formula, which is in accordance with^{[41]} where this movement to lower field intensity was
distinguished. Also, its energy range is significantly narrower. This is in
accordance with ^{[42]}. The ADK
curve lies above our curve by a few orders of magnitude. Significant deviation of
the ADK curve in comparison to experimental results was observed in ^{[43]}, where it was concluded that
ADK theory often overestimates the ionization rate ^{[23}^{,}^{43]}. This is in accordance to our results for the same
range of intensities. Also, our curve follows the trend of the experimental data and
has a similar shape to ^{[44]} .

Next, we repeated procedure for the case of a circularly polarized laser field,

Unlike the previous, Fig. 2 shows significantly
different behavior of the observed theoretical curves. For both curves is common
that they decline after reaching their maximum values. The difference between these
curves lies in the fact that the ADK curve decreases slowly, compared to ours which
approaches to the energy axis on about ^{[42}^{,}^{45]}. It is also important to note that the curves for the
case of circularly polarized laser field are a few magnitudes higher that in the
case of linear ^{[24]}.

Next, we examined how the ellipticity influences the transition rate and the energy
distribution range of the ejected photoelectrons. Figure 3 displays theoretical curves obtained based on our formula for
the transition rate, Eq. (12), (left
plot) and the energy distribution, Eq.
(14), (right plot), for ellipticities in the range of

As we said, on the left graph, we considered transition rates curves, in the given
ellipticity range. For the higher values of ellipticity ^{[46]}. From the first curve on the left with the
ellipticity ^{[47]}. In the Fig. 3
(right plot), we presented how the change in ellipticity affects observed energy
distribution spectra. It is obvious that the shape of the curves is maintained with
the change of ellipticity. For ellipticities until approximately ^{[45}^{,}^{46]}. Described curve’s behavior is in accordance
with experimental investigation by Chen *et al*. ^{[44]} and Dietrich *et
al*. ^{[48]}. Based on
all aforementioned, our results are closer to experimental data than those by the
standard ADK. Conclusion is that additional processes (which we included in our
formula), lead to better agreement between theoretical and experimental results.
That is why the behavior of our curves is consistent with ^{[23}^{,}^{44}^{,}^{48]}.

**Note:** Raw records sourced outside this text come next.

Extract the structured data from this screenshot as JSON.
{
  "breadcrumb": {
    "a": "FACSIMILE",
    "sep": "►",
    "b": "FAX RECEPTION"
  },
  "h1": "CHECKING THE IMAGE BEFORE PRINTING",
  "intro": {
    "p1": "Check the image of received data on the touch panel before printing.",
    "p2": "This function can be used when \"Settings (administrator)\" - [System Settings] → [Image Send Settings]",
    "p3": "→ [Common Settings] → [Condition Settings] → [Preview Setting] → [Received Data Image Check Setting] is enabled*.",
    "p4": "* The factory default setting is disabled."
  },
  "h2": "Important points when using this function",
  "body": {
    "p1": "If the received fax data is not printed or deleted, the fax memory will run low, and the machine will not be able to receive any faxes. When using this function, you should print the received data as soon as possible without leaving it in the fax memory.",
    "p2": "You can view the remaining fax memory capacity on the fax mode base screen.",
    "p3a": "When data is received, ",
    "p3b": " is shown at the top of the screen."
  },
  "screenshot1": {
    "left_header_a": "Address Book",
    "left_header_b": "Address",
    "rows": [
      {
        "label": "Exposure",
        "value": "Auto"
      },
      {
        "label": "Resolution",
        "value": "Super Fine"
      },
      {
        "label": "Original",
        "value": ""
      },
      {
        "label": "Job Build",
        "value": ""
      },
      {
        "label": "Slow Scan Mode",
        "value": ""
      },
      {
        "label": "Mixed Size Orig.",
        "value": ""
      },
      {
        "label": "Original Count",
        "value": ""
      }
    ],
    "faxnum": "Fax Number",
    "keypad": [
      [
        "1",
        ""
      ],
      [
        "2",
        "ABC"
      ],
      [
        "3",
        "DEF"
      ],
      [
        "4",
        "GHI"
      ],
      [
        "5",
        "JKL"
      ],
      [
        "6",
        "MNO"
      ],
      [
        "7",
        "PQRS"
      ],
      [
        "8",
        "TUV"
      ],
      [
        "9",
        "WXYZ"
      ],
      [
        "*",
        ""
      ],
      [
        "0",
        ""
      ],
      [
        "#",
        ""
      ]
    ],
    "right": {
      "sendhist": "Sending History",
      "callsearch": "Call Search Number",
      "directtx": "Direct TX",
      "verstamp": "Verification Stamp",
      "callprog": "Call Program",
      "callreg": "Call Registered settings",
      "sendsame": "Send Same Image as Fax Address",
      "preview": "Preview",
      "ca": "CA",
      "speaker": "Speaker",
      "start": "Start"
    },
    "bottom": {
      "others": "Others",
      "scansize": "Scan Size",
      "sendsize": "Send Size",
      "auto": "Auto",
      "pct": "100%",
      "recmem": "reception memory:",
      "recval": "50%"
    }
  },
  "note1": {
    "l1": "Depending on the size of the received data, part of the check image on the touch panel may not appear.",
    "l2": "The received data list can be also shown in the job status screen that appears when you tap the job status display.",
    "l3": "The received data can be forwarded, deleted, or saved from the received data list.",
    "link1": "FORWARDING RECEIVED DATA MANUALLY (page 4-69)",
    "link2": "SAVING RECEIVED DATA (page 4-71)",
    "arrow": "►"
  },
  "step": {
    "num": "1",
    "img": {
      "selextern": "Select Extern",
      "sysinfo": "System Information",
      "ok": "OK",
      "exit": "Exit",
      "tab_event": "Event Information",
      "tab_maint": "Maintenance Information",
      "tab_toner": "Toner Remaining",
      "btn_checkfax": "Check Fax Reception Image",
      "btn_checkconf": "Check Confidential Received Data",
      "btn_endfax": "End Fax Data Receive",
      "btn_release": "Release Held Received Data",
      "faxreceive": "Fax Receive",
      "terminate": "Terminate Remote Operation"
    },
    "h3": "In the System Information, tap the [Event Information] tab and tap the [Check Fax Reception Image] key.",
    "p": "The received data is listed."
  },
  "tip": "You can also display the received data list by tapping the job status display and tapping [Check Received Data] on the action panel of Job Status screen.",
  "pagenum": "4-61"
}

In Fig. 4, we wanted to show how the energy
distribution depends from two parameters. First, on left plot, we displayed the 3D
graph which demonstrates the transition rate obtained from our analytical formula,
Eq. (14), as a function of the
energy,

From Fig. 4 (left plot), it can be seen that 3D
curve raises faster for the change of the parabolic coordinate, ^{[46]}.

From all aforementioned, we can conclude that the photoelectron energy distribution spectra is very sensitive to the parabolic coordinate and ellipticity.

4. Conclusion

In conclusion, by applying a semiclassical model, we observed the tunneling ionization process in an elliptically polarized laser field. We presented results for the transition rate and energy distribution spectra with the contribution of additional processes, such as excitation and electron-electron correlation. The obtained results substantially deviate from the predictions of the ADK tunneling theory. We attributed the difference in results to the electrons correlation and excitation. Related to the influence of laser field polarization on the energy distribution spectra, we showed that it plays an important role.